For most people, coming to a decision about a vocation will take a lot of time and prayer. There are, of course, exceptions: prodigies who have been blessed with an amazing talent or people, like St. Thérèse, who reach a conviction quite young.
The first step, however, is placing oneself in God’s hands through prayer: “What is your will for me, God? Speak, for your servant is listening.” While it’s unlikely that God will answer the prayer in an audible way, he does provide people with certain personalities and skill sets that can steer them in the right direction. A person who struggles in the physical sciences but excels in literature and philosophy may not be on a path toward being a doctor. Does one’s personality augur for a life of celibacy or marriage? The point is that God speaks to people through the gifts he has given them, and those gifts should be developed and brought to bear in one’s discernment.
God also speaks to people through their loved ones, mentors, and the Church. A wise person listens very carefully to the opinions of those who know him or her well.
Moreover, if one does discern a call to the clerical or religious life, then those who are charged with receiving candidates will test the call.
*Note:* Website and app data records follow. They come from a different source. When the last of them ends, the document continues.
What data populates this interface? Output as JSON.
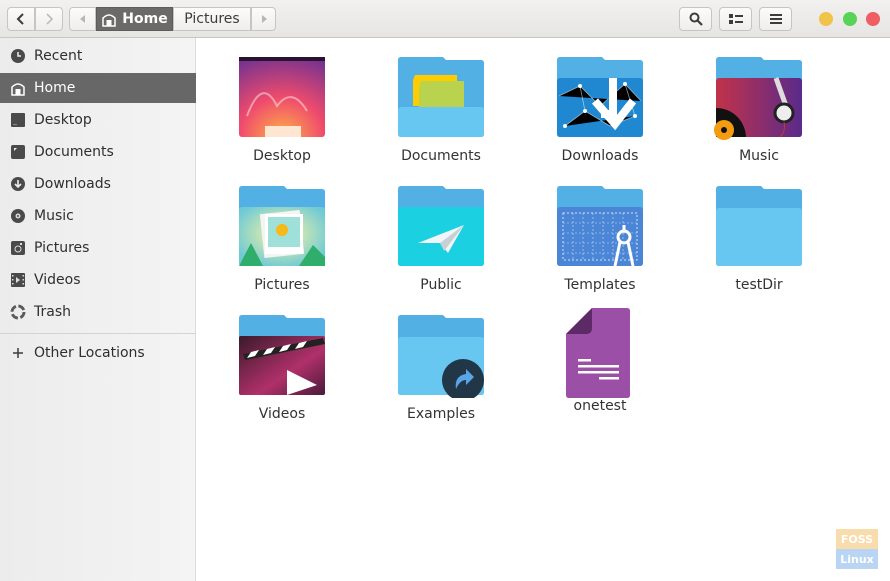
{
  "header": {
    "back_label": "‹",
    "forward_label": "›",
    "path": [
      {
        "label": "Home",
        "icon": "home-icon",
        "active": true
      },
      {
        "label": "Pictures",
        "active": false
      }
    ],
    "search_icon": "search-icon",
    "view_icon": "list-view-icon",
    "menu_icon": "hamburger-menu-icon",
    "window_controls": {
      "minimize_color": "#f0c34b",
      "maximize_color": "#58d357",
      "close_color": "#ee5e63"
    }
  },
  "sidebar": {
    "items": [
      {
        "label": "Recent",
        "icon": "clock-icon"
      },
      {
        "label": "Home",
        "icon": "home-icon",
        "active": true
      },
      {
        "label": "Desktop",
        "icon": "desktop-icon"
      },
      {
        "label": "Documents",
        "icon": "document-icon"
      },
      {
        "label": "Downloads",
        "icon": "download-icon"
      },
      {
        "label": "Music",
        "icon": "music-icon"
      },
      {
        "label": "Pictures",
        "icon": "camera-icon"
      },
      {
        "label": "Videos",
        "icon": "film-icon"
      },
      {
        "label": "Trash",
        "icon": "trash-icon"
      }
    ],
    "other_locations": {
      "label": "Other Locations",
      "icon": "plus-icon"
    }
  },
  "files": [
    {
      "name": "Desktop",
      "type": "desktop-folder"
    },
    {
      "name": "Documents",
      "type": "documents-folder"
    },
    {
      "name": "Downloads",
      "type": "downloads-folder"
    },
    {
      "name": "Music",
      "type": "music-folder"
    },
    {
      "name": "Pictures",
      "type": "pictures-folder"
    },
    {
      "name": "Public",
      "type": "public-folder"
    },
    {
      "name": "Templates",
      "type": "templates-folder"
    },
    {
      "name": "testDir",
      "type": "folder"
    },
    {
      "name": "Videos",
      "type": "videos-folder"
    },
    {
      "name": "Examples",
      "type": "link-folder"
    },
    {
      "name": "onetest",
      "type": "document-file"
    }
  ],
  "watermark": {
    "top": "FOSS",
    "bottom": "Linux"
  },
  "colors": {
    "folder_back": "#52b0e4",
    "folder_front": "#68c7f1",
    "sidebar_active": "#676767"
  }
}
To put it succinctly, when one is discerning a vocation, one must pray, think and act. Moreover, undergirding one’s discernment must be a confident trust in the mercy and love of God. As St. Thérèse discovered in her own discernment, the God who made each person with such great intimacy and care is not going to leave a person in the dark.
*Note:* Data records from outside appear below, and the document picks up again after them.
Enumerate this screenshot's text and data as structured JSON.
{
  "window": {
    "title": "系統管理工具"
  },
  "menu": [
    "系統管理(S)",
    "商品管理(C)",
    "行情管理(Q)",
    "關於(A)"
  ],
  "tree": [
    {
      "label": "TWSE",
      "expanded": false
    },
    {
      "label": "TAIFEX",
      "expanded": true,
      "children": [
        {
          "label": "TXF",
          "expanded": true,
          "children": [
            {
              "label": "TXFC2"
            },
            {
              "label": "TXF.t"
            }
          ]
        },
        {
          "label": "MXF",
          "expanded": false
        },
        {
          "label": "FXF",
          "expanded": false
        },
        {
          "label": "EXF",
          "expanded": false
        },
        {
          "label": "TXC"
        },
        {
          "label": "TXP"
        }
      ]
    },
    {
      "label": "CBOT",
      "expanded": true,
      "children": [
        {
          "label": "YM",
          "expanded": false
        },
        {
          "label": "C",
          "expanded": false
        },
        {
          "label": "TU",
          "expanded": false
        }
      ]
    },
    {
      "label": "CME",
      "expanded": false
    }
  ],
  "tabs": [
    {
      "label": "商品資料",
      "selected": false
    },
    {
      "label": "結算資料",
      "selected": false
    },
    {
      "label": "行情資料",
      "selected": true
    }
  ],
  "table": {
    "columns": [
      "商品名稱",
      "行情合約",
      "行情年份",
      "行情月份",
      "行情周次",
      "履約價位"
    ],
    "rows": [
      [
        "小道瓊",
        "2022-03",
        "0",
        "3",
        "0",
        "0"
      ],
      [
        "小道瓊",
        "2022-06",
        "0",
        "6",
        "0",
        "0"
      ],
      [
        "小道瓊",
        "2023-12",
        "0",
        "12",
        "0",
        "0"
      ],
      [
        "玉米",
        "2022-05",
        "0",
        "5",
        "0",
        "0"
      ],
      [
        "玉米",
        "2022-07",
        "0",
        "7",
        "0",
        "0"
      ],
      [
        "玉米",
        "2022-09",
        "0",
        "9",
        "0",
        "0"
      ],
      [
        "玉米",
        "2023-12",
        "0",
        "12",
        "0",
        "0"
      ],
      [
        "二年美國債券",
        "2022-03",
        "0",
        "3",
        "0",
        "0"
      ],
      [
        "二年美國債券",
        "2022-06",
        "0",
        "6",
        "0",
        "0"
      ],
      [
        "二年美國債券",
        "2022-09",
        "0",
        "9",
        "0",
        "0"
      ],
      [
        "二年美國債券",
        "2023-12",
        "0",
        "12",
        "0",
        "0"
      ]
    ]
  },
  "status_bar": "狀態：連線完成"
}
There may be periods of frustration and impatience; it may seem as if God is holding back. Often, however, setbacks are ways that God interrupts a person’s logic in order to set him or her on the path he prefers. Indeed, many wise men and women, who have spent their lives chasing passionately after God, will testify that one needs to be ready for surprises when one is making the effort to yield to him.
Nevertheless, the absolute, non-negotiable requirement to being what God calls one to be is to remind oneself daily of God’s love, even if it seems absent. For the Lord has spoken: “Can a mother forget her infant, be without tenderness for the child of her womb? Even should she forget, I will never forget you” (Is 49:15).
David Werning writes from Virginia.
Nihil Obstat: Msgr. Michael Heintz, Censor Librorum
|An Anonymous Christian?
| Father Pedro Opeka during Mass in his village of Akamasoa, Antananarivo, Madagascar, on Oct. 7, 2007. Father Pedro was nominated for the Nobel Peace Prize in 2013. Pierre-Yves Babelon / Shutterstock.com
What happens if a person is not aware of the good news of Jesus? If, as the Church teaches, it is part of human nature to love and to seek happiness, then a person without knowledge of Jesus may respond to these innate drives without knowing their source. God’s grace is given independent of a person’s recognition. If one lives according to the love of God implanted in one’s heart, one can be saved. However, this lack of knowledge is not a good thing. The world has been given a gift beyond measure in Jesus. To say that it’s possible to be saved without knowledge of him is not to suggest that ignorance of him should be accepted. It is far better to know Jesus than not to. Knowing him means knowing where one comes from and where one is headed. A person may have a sense that there is more to life than here and now, but without Jesus the person misses the full picture. Worse yet, “some there are who, living and dying in this world without God, are exposed to final despair” (Lumen Gentium, No. 16). To work against this fate for anyone, the Church urges every member to share the Gospel.